Pumpkins are famously associated with Halloween, carved into jack-o-lanterns and used as spooky decorations. What isn’t so spooky is the plentiful health benefits of pumpkin, both from the flesh of the fruit and the seeds found inside.
Health Benefits of Pumpkin
Rich in antioxidants, flavonoids, vitamins and minerals while containing very few calories and no cholesterol or saturated fats. With just 26 calories in 100 grams of fresh pumpkin and rich in dietary fiber, pumpkin is often recommended to individuals attempting to lose weight or lower harmful cholesterol levels.
Pumpkin seeds are another great source of dietary fiber, with an enormous amount of protein. 100 grams of pumpkin seeds contain about 30 grams of protein and 560 calories. The seeds are also rich in the amino acid tryptophan, an essential part of a healthy diet.
Pumpkin fruit contains a natural antioxidant known as zeaxanthin which yields fantastic eye health benefits. It acts as a UV filter in the retina, helping to protect the eye from age related macular disease.
Ways to Eat More Pumpkin Year Round
While pumpkin pie is probably the most common use for pumpkin fruit in the kitchen, it has a wide variety of culinary uses that are as delicious as they are nutritious. Lending itself perfectly to sweet dishes, pumpkin is found in a plethora of desserts as well as soups, curries and pastas. Roasted pumpkin seeds with sea salt is another seasonal favorite often enjoyed after carving the festive lanterns.
Almost the entire fruit is edible, from the flesh, seeds, flowers and leaves, there are great recipes for every part of the pumpkin.

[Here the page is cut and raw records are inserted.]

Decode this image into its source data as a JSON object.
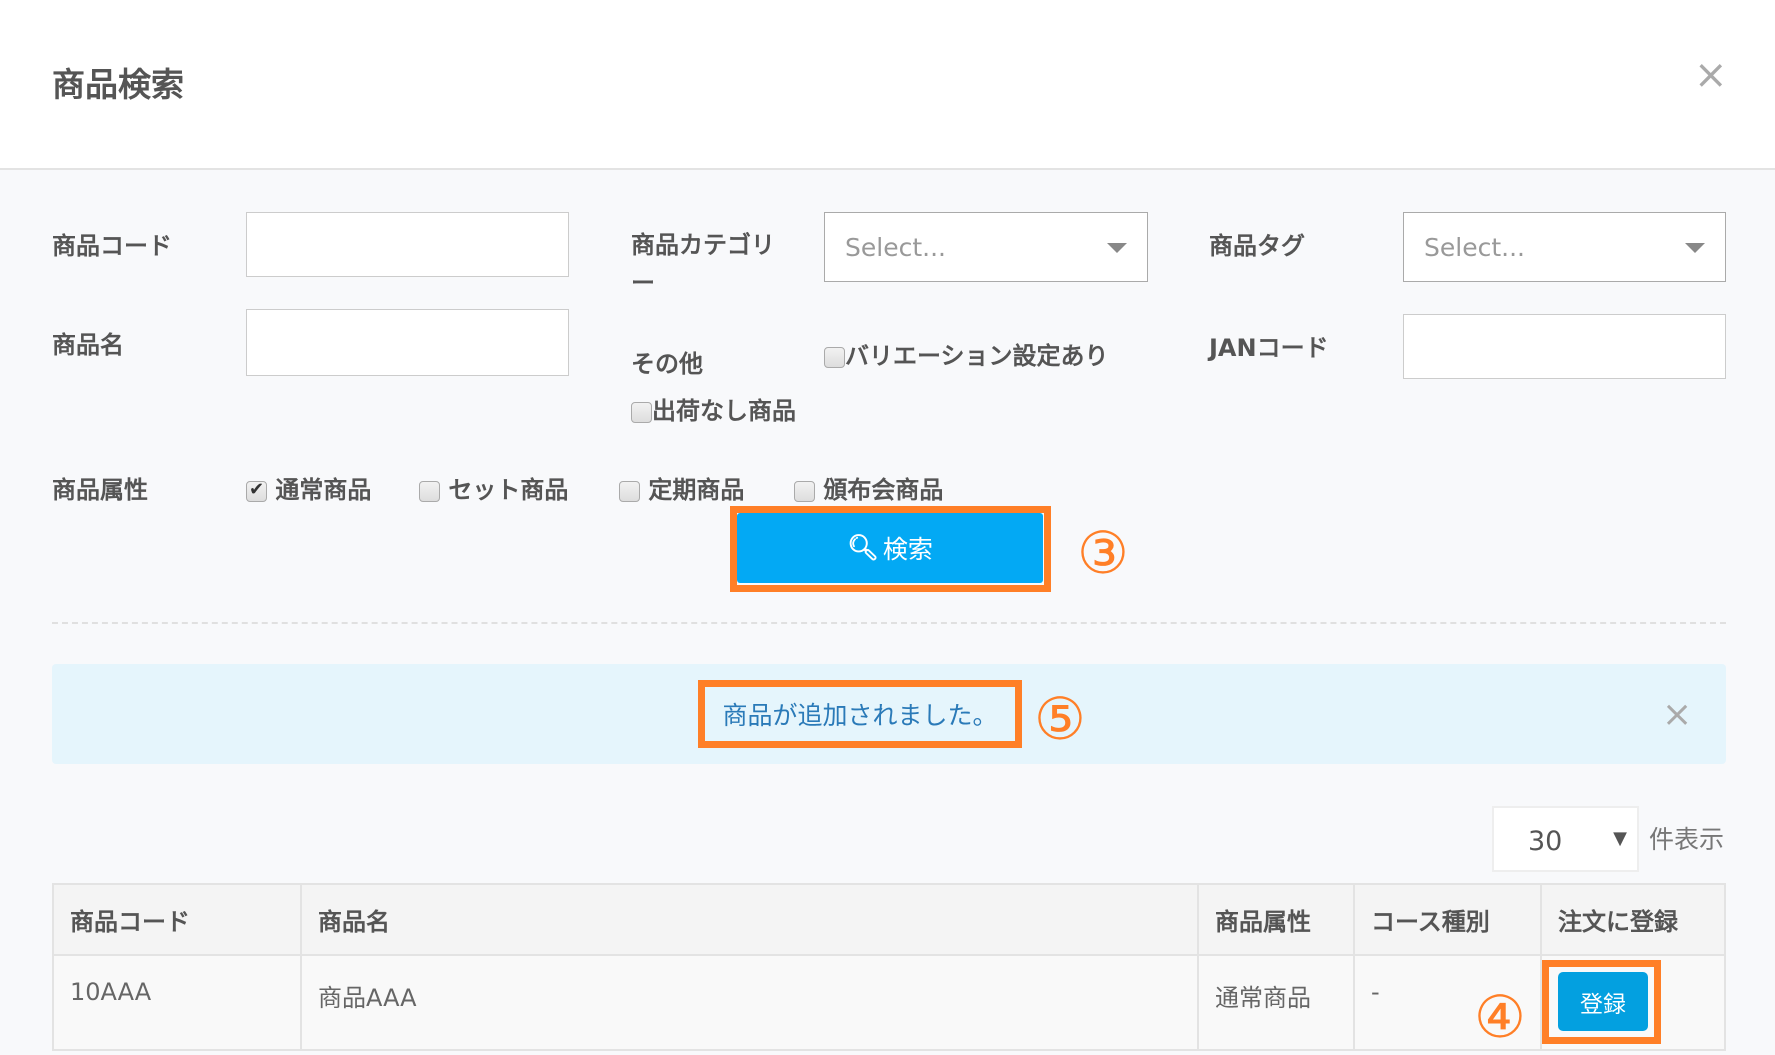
{
  "dialog": {
    "title": "商品検索",
    "close": "×"
  },
  "form": {
    "product_code_label": "商品コード",
    "product_code_value": "",
    "category_label": "商品カテゴリー",
    "category_placeholder": "Select...",
    "tag_label": "商品タグ",
    "tag_placeholder": "Select...",
    "product_name_label": "商品名",
    "product_name_value": "",
    "other_label": "その他",
    "variation_label": "バリエーション設定あり",
    "no_shipping_label": "出荷なし商品",
    "jan_label": "JANコード",
    "jan_value": "",
    "attr_label": "商品属性",
    "attrs": [
      {
        "label": "通常商品",
        "checked": true
      },
      {
        "label": "セット商品",
        "checked": false
      },
      {
        "label": "定期商品",
        "checked": false
      },
      {
        "label": "頒布会商品",
        "checked": false
      }
    ],
    "search_button": "検索"
  },
  "annotations": {
    "step3": "③",
    "step4": "④",
    "step5": "⑤"
  },
  "alert": {
    "message": "商品が追加されました。",
    "close": "×"
  },
  "pagination": {
    "per_page": "30",
    "per_page_suffix": "件表示"
  },
  "table": {
    "headers": [
      "商品コード",
      "商品名",
      "商品属性",
      "コース種別",
      "注文に登録"
    ],
    "rows": [
      {
        "code": "10AAA",
        "name": "商品AAA",
        "attr": "通常商品",
        "course": "-",
        "action": "登録"
      }
    ]
  }
}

Generally available year round, start experimenting with different recipes featuring pumpkin. You can supplement your diet with a variety of vitamins, minerals and antioxidants with very little caloric impact. Pumpkins are so much more than decorative lanterns and pie filling, they are truly a super-fruit to be enjoyed year round.
That being said, Happy Halloween!